▸ **Dataset rows for apps and sites**:
......

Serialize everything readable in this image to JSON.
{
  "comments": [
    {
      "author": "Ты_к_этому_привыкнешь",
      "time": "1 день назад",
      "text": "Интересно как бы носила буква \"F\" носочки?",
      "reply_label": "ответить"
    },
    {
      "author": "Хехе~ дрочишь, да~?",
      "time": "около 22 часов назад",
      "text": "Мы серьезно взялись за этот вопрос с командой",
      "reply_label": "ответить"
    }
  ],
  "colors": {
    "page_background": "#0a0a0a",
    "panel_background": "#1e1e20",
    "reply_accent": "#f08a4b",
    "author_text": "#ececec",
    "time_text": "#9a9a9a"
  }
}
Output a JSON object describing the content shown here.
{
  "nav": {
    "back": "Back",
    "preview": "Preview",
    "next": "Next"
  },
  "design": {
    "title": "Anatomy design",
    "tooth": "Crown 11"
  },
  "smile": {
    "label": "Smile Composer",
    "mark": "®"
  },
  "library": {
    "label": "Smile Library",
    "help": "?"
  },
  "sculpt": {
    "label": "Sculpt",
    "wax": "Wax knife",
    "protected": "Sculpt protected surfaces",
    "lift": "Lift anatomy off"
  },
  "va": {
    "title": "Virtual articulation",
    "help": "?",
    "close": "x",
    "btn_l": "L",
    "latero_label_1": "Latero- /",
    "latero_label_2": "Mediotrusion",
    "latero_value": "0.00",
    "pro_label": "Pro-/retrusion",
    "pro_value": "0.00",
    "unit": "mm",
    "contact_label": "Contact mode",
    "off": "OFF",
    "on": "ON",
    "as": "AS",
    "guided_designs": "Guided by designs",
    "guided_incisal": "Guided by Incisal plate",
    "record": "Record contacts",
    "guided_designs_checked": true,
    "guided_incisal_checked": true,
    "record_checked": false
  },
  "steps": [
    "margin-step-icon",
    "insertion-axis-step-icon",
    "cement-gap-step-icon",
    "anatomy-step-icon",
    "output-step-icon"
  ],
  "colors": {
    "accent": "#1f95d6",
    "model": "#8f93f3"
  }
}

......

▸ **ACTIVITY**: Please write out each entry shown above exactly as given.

▸ **RESPONSE**:
Serialize everything readable in this image to JSON.
{
  "comments": [
    {
      "author": "Ты_к_этому_привыкнешь",
      "time": "1 день назад",
      "text": "Интересно как бы носила буква \"F\" носочки?",
      "reply_label": "ответить"
    },
    {
      "author": "Хехе~ дрочишь, да~?",
      "time": "около 22 часов назад",
      "text": "Мы серьезно взялись за этот вопрос с командой",
      "reply_label": "ответить"
    }
  ],
  "colors": {
    "page_background": "#0a0a0a",
    "panel_background": "#1e1e20",
    "reply_accent": "#f08a4b",
    "author_text": "#ececec",
    "time_text": "#9a9a9a"
  }
}
Output a JSON object describing the content shown here.
{
  "nav": {
    "back": "Back",
    "preview": "Preview",
    "next": "Next"
  },
  "design": {
    "title": "Anatomy design",
    "tooth": "Crown 11"
  },
  "smile": {
    "label": "Smile Composer",
    "mark": "®"
  },
  "library": {
    "label": "Smile Library",
    "help": "?"
  },
  "sculpt": {
    "label": "Sculpt",
    "wax": "Wax knife",
    "protected": "Sculpt protected surfaces",
    "lift": "Lift anatomy off"
  },
  "va": {
    "title": "Virtual articulation",
    "help": "?",
    "close": "x",
    "btn_l": "L",
    "latero_label_1": "Latero- /",
    "latero_label_2": "Mediotrusion",
    "latero_value": "0.00",
    "pro_label": "Pro-/retrusion",
    "pro_value": "0.00",
    "unit": "mm",
    "contact_label": "Contact mode",
    "off": "OFF",
    "on": "ON",
    "as": "AS",
    "guided_designs": "Guided by designs",
    "guided_incisal": "Guided by Incisal plate",
    "record": "Record contacts",
    "guided_designs_checked": true,
    "guided_incisal_checked": true,
    "record_checked": false
  },
  "steps": [
    "margin-step-icon",
    "insertion-axis-step-icon",
    "cement-gap-step-icon",
    "anatomy-step-icon",
    "output-step-icon"
  ],
  "colors": {
    "accent": "#1f95d6",
    "model": "#8f93f3"
  }
}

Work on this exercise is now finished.